Ireland’s sovereign wealth fund is set to divest from fossil fuel stocks, the Church of Ireland has pledged to do likewise by 2022, while Norway’s $1 trillion sovereign wealth fund, the world’s largest, doesn’t invest in tobacco shares and has proposed steering clear of oil and gas stocks.

Sustainable investment is becoming increasingly mainstream, but can you really “do well by doing good”, to borrow that oft-used phrase? Or does embracing ethical investment principles mean sacrificing returns?

Far from involving a financial hit, sustainable investment can be “a route to superior portfolio returns”, says Swiss fund giant Pictet Asset Management. The enormous growth in the industry suggests investors are buying into that message – more than a quarter of the $88 trillion assets under management globally is now invested in environmental, social and governance (ESG) assets, McKinsey estimated last year.

Some of that money, as in the case of the Irish and Norwegian sovereign wealth funds, is invested in funds that exclude so-called sin stocks that make money from alcohol, tobacco, fossil fuels and so on. However, a policy of engagement, whereby shareholders seek to use their influence to improve companies’ ESG policies, is much more common these days.

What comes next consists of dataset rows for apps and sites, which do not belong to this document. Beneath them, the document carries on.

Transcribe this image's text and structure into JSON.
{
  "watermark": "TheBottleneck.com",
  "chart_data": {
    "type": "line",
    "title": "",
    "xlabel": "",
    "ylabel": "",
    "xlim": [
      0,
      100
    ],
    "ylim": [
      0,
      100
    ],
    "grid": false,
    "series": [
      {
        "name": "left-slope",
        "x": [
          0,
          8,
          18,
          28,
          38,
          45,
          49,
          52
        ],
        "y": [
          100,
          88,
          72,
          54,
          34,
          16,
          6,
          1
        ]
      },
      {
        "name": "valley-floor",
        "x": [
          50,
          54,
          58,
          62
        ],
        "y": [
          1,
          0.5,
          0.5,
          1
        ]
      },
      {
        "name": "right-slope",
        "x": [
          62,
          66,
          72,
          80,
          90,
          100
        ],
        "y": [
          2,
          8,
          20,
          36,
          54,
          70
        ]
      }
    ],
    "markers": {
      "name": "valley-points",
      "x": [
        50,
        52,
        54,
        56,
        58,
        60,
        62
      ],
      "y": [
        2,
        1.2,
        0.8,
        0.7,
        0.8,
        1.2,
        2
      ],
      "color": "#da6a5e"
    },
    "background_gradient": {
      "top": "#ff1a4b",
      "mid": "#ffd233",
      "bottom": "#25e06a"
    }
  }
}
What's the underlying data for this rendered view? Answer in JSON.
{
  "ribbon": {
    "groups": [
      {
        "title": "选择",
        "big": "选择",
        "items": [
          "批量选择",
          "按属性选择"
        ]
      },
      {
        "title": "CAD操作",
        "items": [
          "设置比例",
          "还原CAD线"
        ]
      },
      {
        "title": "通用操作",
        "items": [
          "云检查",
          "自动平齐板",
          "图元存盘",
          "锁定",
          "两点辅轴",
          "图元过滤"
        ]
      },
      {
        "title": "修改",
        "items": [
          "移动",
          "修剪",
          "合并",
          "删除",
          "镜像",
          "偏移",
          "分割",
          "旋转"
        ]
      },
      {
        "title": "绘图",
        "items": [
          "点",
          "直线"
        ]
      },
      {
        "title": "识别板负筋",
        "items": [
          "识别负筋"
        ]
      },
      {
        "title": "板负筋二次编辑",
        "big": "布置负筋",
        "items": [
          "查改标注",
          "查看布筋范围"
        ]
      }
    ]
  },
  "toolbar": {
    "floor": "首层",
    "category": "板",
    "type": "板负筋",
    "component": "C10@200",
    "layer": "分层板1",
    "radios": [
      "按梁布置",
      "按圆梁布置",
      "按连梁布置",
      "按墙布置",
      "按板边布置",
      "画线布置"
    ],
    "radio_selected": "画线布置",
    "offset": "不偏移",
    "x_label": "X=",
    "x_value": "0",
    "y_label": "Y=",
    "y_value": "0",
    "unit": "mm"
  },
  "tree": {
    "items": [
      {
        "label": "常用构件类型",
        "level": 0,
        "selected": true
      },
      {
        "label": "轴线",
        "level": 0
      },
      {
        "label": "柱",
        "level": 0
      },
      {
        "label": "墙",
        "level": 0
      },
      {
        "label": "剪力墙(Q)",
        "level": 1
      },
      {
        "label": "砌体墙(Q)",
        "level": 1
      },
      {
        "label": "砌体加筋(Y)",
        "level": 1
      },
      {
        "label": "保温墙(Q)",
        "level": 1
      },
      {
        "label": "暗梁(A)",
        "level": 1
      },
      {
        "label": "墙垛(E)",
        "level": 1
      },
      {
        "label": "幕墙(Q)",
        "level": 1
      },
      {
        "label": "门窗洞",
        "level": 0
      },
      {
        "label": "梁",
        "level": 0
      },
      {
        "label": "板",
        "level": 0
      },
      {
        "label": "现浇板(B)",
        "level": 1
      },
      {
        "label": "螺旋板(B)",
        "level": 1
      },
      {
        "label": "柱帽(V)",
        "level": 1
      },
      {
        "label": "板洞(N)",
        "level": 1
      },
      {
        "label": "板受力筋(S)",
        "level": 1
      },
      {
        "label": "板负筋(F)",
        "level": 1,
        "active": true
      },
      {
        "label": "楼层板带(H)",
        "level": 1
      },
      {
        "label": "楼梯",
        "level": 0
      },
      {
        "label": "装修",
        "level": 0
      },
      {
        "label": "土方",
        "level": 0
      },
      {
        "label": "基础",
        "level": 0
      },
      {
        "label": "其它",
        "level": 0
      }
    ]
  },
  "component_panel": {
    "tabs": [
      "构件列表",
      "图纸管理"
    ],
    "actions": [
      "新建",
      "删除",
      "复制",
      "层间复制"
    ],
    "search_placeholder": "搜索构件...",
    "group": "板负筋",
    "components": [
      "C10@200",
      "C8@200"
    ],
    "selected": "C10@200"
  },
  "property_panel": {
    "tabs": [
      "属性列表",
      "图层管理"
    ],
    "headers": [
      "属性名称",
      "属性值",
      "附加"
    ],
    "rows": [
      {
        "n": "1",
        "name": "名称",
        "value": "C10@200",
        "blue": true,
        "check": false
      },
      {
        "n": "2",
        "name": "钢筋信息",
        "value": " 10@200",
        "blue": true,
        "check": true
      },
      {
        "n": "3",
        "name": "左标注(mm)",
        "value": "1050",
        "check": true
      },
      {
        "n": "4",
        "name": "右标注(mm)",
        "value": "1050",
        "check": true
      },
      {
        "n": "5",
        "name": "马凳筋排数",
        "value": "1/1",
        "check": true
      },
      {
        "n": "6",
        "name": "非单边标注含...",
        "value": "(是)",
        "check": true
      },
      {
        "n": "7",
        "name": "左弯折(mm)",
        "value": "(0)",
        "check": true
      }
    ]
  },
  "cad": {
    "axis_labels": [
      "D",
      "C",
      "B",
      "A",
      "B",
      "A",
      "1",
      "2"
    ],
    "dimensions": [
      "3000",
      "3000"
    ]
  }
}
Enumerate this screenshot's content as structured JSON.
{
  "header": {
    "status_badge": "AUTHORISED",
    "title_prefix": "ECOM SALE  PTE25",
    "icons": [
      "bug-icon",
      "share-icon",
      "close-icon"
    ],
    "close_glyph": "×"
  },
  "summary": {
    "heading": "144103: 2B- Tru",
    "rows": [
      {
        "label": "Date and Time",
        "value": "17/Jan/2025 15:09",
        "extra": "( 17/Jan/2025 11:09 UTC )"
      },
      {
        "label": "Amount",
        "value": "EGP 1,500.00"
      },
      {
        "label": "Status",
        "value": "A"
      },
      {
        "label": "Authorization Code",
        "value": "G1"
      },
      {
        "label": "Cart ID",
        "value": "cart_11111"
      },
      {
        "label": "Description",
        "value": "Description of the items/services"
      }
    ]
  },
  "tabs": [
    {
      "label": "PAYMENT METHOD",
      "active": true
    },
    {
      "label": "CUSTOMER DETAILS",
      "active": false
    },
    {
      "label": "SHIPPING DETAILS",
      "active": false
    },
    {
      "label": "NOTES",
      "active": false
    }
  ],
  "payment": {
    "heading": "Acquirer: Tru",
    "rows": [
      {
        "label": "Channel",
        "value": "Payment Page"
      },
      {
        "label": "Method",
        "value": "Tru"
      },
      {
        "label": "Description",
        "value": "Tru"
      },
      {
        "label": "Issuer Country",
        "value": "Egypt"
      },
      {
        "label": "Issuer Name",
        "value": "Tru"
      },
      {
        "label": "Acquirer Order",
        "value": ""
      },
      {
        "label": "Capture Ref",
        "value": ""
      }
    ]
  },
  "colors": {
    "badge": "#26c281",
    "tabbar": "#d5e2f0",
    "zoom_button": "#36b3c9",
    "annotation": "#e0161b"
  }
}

As a result, some surprising names crop up in ESG funds and indices. British American Tobacco and Royal Dutch Shell, for example, are among the top holdings in Vanguard’s “socially responsible” European Stock Fund, while mining giants BHP Billiton and Anglo American can be found in the FTSE4Good UK index.

While different ESG investors may diverge in their approach, most agree there are obvious financial benefits to adopting some kind of socially responsible criteria, and that ethical companies often tend to be better investments.

Earlier this year, billionaire investor and Blackrock founder Larry Fink argued such companies would be rewarded by “increasingly aware customers”, allowing them to protect their brand, attract top talent, and “better navigate the transition to an increasingly low-carbon and digital economy”.

Read more more at The Irish Times